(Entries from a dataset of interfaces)
-------

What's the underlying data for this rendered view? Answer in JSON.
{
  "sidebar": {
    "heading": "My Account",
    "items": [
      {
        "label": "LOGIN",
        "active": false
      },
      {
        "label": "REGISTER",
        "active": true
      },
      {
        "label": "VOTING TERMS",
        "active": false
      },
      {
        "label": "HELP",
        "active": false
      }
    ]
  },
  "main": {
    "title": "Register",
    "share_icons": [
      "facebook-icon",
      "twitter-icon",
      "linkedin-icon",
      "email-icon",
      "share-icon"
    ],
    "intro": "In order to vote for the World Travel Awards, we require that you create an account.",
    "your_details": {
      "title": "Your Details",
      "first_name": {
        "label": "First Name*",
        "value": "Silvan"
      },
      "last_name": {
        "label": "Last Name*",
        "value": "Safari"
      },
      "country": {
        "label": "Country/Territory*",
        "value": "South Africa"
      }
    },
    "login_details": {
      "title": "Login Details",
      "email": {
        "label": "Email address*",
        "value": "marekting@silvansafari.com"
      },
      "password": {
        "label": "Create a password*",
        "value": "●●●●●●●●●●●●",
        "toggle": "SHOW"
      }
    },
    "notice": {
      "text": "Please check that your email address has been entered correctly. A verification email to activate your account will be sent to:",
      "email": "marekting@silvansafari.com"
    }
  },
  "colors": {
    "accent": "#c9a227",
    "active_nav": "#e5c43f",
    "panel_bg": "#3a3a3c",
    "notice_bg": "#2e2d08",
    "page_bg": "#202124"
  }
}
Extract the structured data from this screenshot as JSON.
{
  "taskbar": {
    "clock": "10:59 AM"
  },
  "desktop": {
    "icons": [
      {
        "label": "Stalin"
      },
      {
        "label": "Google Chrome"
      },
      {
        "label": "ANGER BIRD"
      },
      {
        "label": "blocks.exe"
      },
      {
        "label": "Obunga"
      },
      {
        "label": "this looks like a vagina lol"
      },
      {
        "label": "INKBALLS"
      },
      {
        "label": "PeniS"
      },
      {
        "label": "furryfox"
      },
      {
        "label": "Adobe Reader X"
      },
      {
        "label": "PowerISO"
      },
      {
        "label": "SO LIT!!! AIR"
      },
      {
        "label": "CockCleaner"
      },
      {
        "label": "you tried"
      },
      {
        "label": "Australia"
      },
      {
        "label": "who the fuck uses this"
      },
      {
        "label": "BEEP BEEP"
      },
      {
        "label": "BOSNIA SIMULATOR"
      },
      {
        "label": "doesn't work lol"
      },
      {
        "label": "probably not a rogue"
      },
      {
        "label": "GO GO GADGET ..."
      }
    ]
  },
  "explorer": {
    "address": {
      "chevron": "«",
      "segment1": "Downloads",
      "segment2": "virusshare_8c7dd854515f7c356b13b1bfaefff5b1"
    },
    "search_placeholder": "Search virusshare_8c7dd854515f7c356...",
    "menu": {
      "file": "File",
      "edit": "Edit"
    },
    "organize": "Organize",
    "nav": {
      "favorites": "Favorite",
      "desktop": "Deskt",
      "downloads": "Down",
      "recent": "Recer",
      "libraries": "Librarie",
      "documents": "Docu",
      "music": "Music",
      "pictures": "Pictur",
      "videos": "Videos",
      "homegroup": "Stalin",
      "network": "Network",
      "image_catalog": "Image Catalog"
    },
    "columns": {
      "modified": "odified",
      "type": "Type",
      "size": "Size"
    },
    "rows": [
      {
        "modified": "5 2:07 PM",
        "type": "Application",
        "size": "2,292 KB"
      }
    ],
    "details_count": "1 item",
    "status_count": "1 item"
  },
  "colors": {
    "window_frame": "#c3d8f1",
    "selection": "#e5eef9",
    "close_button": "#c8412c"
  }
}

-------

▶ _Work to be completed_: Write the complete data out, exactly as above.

▶ _Task result_:
What's the underlying data for this rendered view? Answer in JSON.
{
  "sidebar": {
    "heading": "My Account",
    "items": [
      {
        "label": "LOGIN",
        "active": false
      },
      {
        "label": "REGISTER",
        "active": true
      },
      {
        "label": "VOTING TERMS",
        "active": false
      },
      {
        "label": "HELP",
        "active": false
      }
    ]
  },
  "main": {
    "title": "Register",
    "share_icons": [
      "facebook-icon",
      "twitter-icon",
      "linkedin-icon",
      "email-icon",
      "share-icon"
    ],
    "intro": "In order to vote for the World Travel Awards, we require that you create an account.",
    "your_details": {
      "title": "Your Details",
      "first_name": {
        "label": "First Name*",
        "value": "Silvan"
      },
      "last_name": {
        "label": "Last Name*",
        "value": "Safari"
      },
      "country": {
        "label": "Country/Territory*",
        "value": "South Africa"
      }
    },
    "login_details": {
      "title": "Login Details",
      "email": {
        "label": "Email address*",
        "value": "marekting@silvansafari.com"
      },
      "password": {
        "label": "Create a password*",
        "value": "●●●●●●●●●●●●",
        "toggle": "SHOW"
      }
    },
    "notice": {
      "text": "Please check that your email address has been entered correctly. A verification email to activate your account will be sent to:",
      "email": "marekting@silvansafari.com"
    }
  },
  "colors": {
    "accent": "#c9a227",
    "active_nav": "#e5c43f",
    "panel_bg": "#3a3a3c",
    "notice_bg": "#2e2d08",
    "page_bg": "#202124"
  }
}
Extract the structured data from this screenshot as JSON.
{
  "taskbar": {
    "clock": "10:59 AM"
  },
  "desktop": {
    "icons": [
      {
        "label": "Stalin"
      },
      {
        "label": "Google Chrome"
      },
      {
        "label": "ANGER BIRD"
      },
      {
        "label": "blocks.exe"
      },
      {
        "label": "Obunga"
      },
      {
        "label": "this looks like a vagina lol"
      },
      {
        "label": "INKBALLS"
      },
      {
        "label": "PeniS"
      },
      {
        "label": "furryfox"
      },
      {
        "label": "Adobe Reader X"
      },
      {
        "label": "PowerISO"
      },
      {
        "label": "SO LIT!!! AIR"
      },
      {
        "label": "CockCleaner"
      },
      {
        "label": "you tried"
      },
      {
        "label": "Australia"
      },
      {
        "label": "who the fuck uses this"
      },
      {
        "label": "BEEP BEEP"
      },
      {
        "label": "BOSNIA SIMULATOR"
      },
      {
        "label": "doesn't work lol"
      },
      {
        "label": "probably not a rogue"
      },
      {
        "label": "GO GO GADGET ..."
      }
    ]
  },
  "explorer": {
    "address": {
      "chevron": "«",
      "segment1": "Downloads",
      "segment2": "virusshare_8c7dd854515f7c356b13b1bfaefff5b1"
    },
    "search_placeholder": "Search virusshare_8c7dd854515f7c356...",
    "menu": {
      "file": "File",
      "edit": "Edit"
    },
    "organize": "Organize",
    "nav": {
      "favorites": "Favorite",
      "desktop": "Deskt",
      "downloads": "Down",
      "recent": "Recer",
      "libraries": "Librarie",
      "documents": "Docu",
      "music": "Music",
      "pictures": "Pictur",
      "videos": "Videos",
      "homegroup": "Stalin",
      "network": "Network",
      "image_catalog": "Image Catalog"
    },
    "columns": {
      "modified": "odified",
      "type": "Type",
      "size": "Size"
    },
    "rows": [
      {
        "modified": "5 2:07 PM",
        "type": "Application",
        "size": "2,292 KB"
      }
    ],
    "details_count": "1 item",
    "status_count": "1 item"
  },
  "colors": {
    "window_frame": "#c3d8f1",
    "selection": "#e5eef9",
    "close_button": "#c8412c"
  }
}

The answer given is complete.